Unlike other states, IL has draped the gaming industry in taxes ever since riverboat gambling appeared in the 1990s.
Currently, casinos are taxed 15 percent AGR up to or including $25 million, according to the Illinois Gaming Control Board (ILGCB). Video gaming is taxed at 30 percent with a four percent increase slated for 2020.
Once it arrives, sports betting will be taxed at 15 percent but the real kicker is the massive 72 percent tax rate for a Chicago casino.
Despite the lopsided tax structure, Cory Aronovitz, a gaming attorney with Casino Law Group, told Play USA, Illinois had positioned itself to lead in two very critical categories.
“The way Illinois approached the gambling bill will put it in a position to maximize revenues, as well as, lead in the integrity aspect of regulation,” Aronovitz said.
According to figures from the ILGCB, the state collected $39,618,042 in gambling taxes in August, while municipalities divided up $7,074,648–all from VGTs.
In August, the state’s 10 casinos generated $117,895,319 in gross gaming revenue.
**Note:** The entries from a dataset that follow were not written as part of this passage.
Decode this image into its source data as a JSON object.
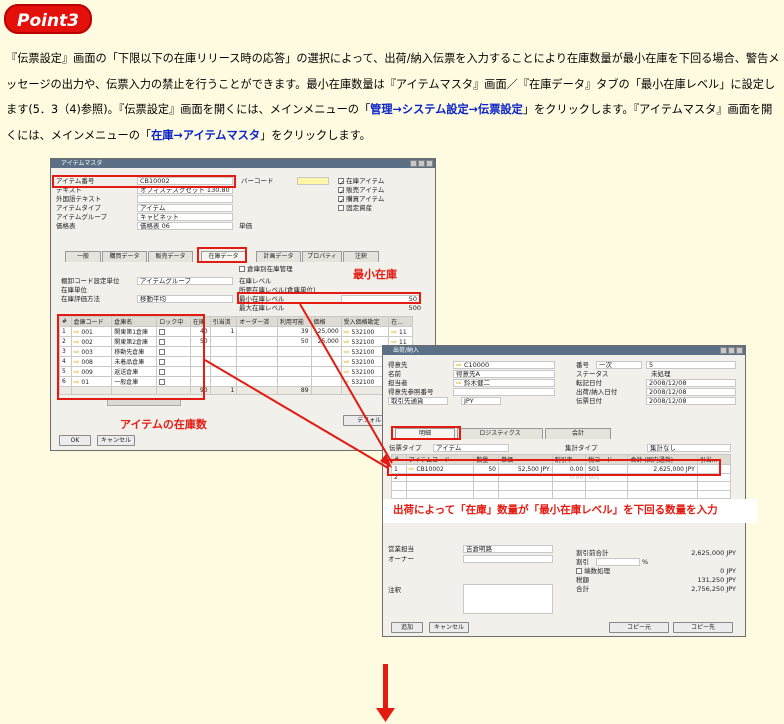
{
  "point_label": "Point3",
  "paragraph": {
    "seg1": "『伝票設定』画面の「下限以下の在庫リリース時の応答」の選択によって、出荷/納入伝票を入力することにより在庫数量が最小在庫を下回る場合、警告メッセージの出力や、伝票入力の禁止を行うことができます。最小在庫数量は『アイテムマスタ』画面／『在庫データ』タブの「最小在庫レベル」に設定します(5．3（4)参照)。『伝票設定』画面を開くには、メインメニューの「",
    "hl1": "管理→システム設定→伝票設定",
    "seg2": "」をクリックします。『アイテムマスタ』画面を開くには、メインメニューの「",
    "hl2": "在庫→アイテムマスタ",
    "seg3": "」をクリックします。"
  },
  "item_master": {
    "title": "アイテムマスタ",
    "fields": {
      "item_no_label": "アイテム番号",
      "item_no": "CB10002",
      "desc_label": "テキスト",
      "desc": "オフィスデスクセット 130.80",
      "foreign_label": "外国語テキスト",
      "foreign": "",
      "type_label": "アイテムタイプ",
      "type": "アイテム",
      "group_label": "アイテムグループ",
      "group": "キャビネット",
      "price_label": "価格表",
      "price": "価格表 06",
      "barcode_label": "バーコード",
      "unit_price_label": "単価"
    },
    "checks": [
      "在庫アイテム",
      "販売アイテム",
      "購買アイテム",
      "固定資産"
    ],
    "tabs": [
      "一般",
      "購買データ",
      "販売データ",
      "在庫データ",
      "計画データ",
      "プロパティ",
      "注釈"
    ],
    "active_tab": "在庫データ",
    "inv": {
      "method_label": "棚卸コード設定単位",
      "method": "アイテムグループ",
      "uom_label": "在庫単位",
      "eval_label": "在庫評価方法",
      "eval": "移動平均",
      "per_wh_label": "倉庫別在庫管理",
      "level_label": "在庫レベル",
      "req_label": "所要在庫レベル(倉庫単位)",
      "min_label": "最小在庫レベル",
      "min_value": "50",
      "max_label": "最大在庫レベル",
      "max_value": "500"
    },
    "table_headers": [
      "#",
      "倉庫コード",
      "倉庫名",
      "ロック中",
      "在庫",
      "引当済",
      "オーダー済",
      "利用可能",
      "価格",
      "受入価格勘定",
      "在..."
    ],
    "rows": [
      {
        "n": "1",
        "code": "001",
        "name": "関東第1倉庫",
        "stock": "40",
        "committed": "1",
        "available": "39",
        "price": "25,000",
        "acct": "532100",
        "last": "11"
      },
      {
        "n": "2",
        "code": "002",
        "name": "関東第2倉庫",
        "stock": "50",
        "committed": "",
        "available": "50",
        "price": "25,000",
        "acct": "532100",
        "last": "11"
      },
      {
        "n": "3",
        "code": "003",
        "name": "移動先倉庫",
        "stock": "",
        "committed": "",
        "available": "",
        "price": "",
        "acct": "532100",
        "last": ""
      },
      {
        "n": "4",
        "code": "008",
        "name": "未着品倉庫",
        "stock": "",
        "committed": "",
        "available": "",
        "price": "",
        "acct": "532100",
        "last": ""
      },
      {
        "n": "5",
        "code": "009",
        "name": "返送倉庫",
        "stock": "",
        "committed": "",
        "available": "",
        "price": "",
        "acct": "532100",
        "last": ""
      },
      {
        "n": "6",
        "code": "01",
        "name": "一般倉庫",
        "stock": "",
        "committed": "",
        "available": "",
        "price": "",
        "acct": "532100",
        "last": ""
      }
    ],
    "totals": {
      "stock": "90",
      "committed": "1",
      "available": "89"
    },
    "ok_label": "OK",
    "cancel_label": "キャンセル",
    "default_label": "デフォルト倉..."
  },
  "delivery": {
    "title": "出荷/納入",
    "left": {
      "partner_label": "得意先",
      "partner": "C10000",
      "name_label": "名前",
      "name": "得意先A",
      "contact_label": "担当者",
      "contact": "鈴木健二",
      "ref_label": "得意先参照番号",
      "ref": "",
      "currency_label": "取引先通貨",
      "currency": "JPY"
    },
    "right": {
      "no_label": "番号",
      "series": "一次",
      "no": "5",
      "status_label": "ステータス",
      "status": "未処理",
      "post_label": "転記日付",
      "post": "2008/12/08",
      "ship_label": "出荷/納入日付",
      "ship": "2008/12/08",
      "doc_label": "伝票日付",
      "doc": "2008/12/08"
    },
    "tabs": [
      "明細",
      "ロジスティクス",
      "会計"
    ],
    "type_label": "伝票タイプ",
    "type": "アイテム",
    "summary_label": "集計タイプ",
    "summary": "集計なし",
    "table_headers": [
      "#",
      "アイテムコード",
      "数量",
      "単価",
      "割引率",
      "税コード",
      "合計 (国内通貨)",
      "引当..."
    ],
    "rows": [
      {
        "n": "1",
        "code": "CB10002",
        "qty": "50",
        "price": "52,500 JPY",
        "disc": "0.00",
        "tax": "S01",
        "total": "2,625,000 JPY"
      },
      {
        "n": "2",
        "code": "",
        "qty": "",
        "price": "",
        "disc": "0.00",
        "tax": "S01",
        "total": ""
      }
    ],
    "bottom": {
      "sales_label": "営業担当",
      "sales": "吉倉明路",
      "owner_label": "オーナー",
      "note_label": "注釈",
      "before_disc_label": "割引前合計",
      "before_disc": "2,625,000 JPY",
      "disc_label": "割引",
      "disc_pct": "%",
      "round_label": "端数処理",
      "round": "0 JPY",
      "tax_label": "税額",
      "tax": "131,250 JPY",
      "total_label": "合計",
      "total": "2,756,250 JPY"
    },
    "add_label": "追加",
    "cancel_label": "キャンセル",
    "copy_from_label": "コピー元",
    "copy_to_label": "コピー先"
  },
  "annotations": {
    "min_stock": "最小在庫",
    "item_stock": "アイテムの在庫数",
    "callout": "出荷によって「在庫」数量が「最小在庫レベル」を下回る数量を入力"
  }
}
Of that, $38,057,318 went to the state and $6,841,296 to local municipalities.
The numbers appear promising even without sports betting, but are they enough to pull the state out of the financial abyss it calls home and bring new business to the Midwest?
Can Illinois expect gambling help in the immediate future?
Steve Brubaker, a longtime gambling lobbyist in IL, said the top two earners in the state are VGT companies followed by Rivers Casino.
In August, Rivers generated $37,598,367 in gross gaming revenue, with the next closest being the Grand Victoria in Elgin, IL, which collected $14,484,111.
But according to Brubaker, don’t expect the floodgates to burst wide open with gambling and tax dollars.
“Those who think we are going to have all this gaming in the first year or two haven’t been paying attention to the history of Illinois,” Brubaker said.
However, Aronovitz speculates the state gaming board might move rather quickly with some aspects of the gaming bill. In terms of VGT’s, Aronovits fully expects a rollout of new gaming machines to occur later this fall.
“I predict there will be sports betting by the start of the 2020 football season,” Aronovits said. “Issuance of new casino licenses by late October 2020 with the anticipation of a Chicago casino by Q3 or Q4 of 2021.”
But first, a few things must be fixed by the gaming board, and on September 17, the ILGCB took steps to clean things up.
The five-member board passed a resolution that would change the state law making casinos more viable. Although a step in the right direction, newly appointed chairman Charles Schmadeke told the Chicago Tribune, the role of the gaming board is not to tell lawmakers what to do.
“Our role is merely to refer to the legislature for consideration, and it’s up to them to do as they deem appropriate,” Schmadeke said.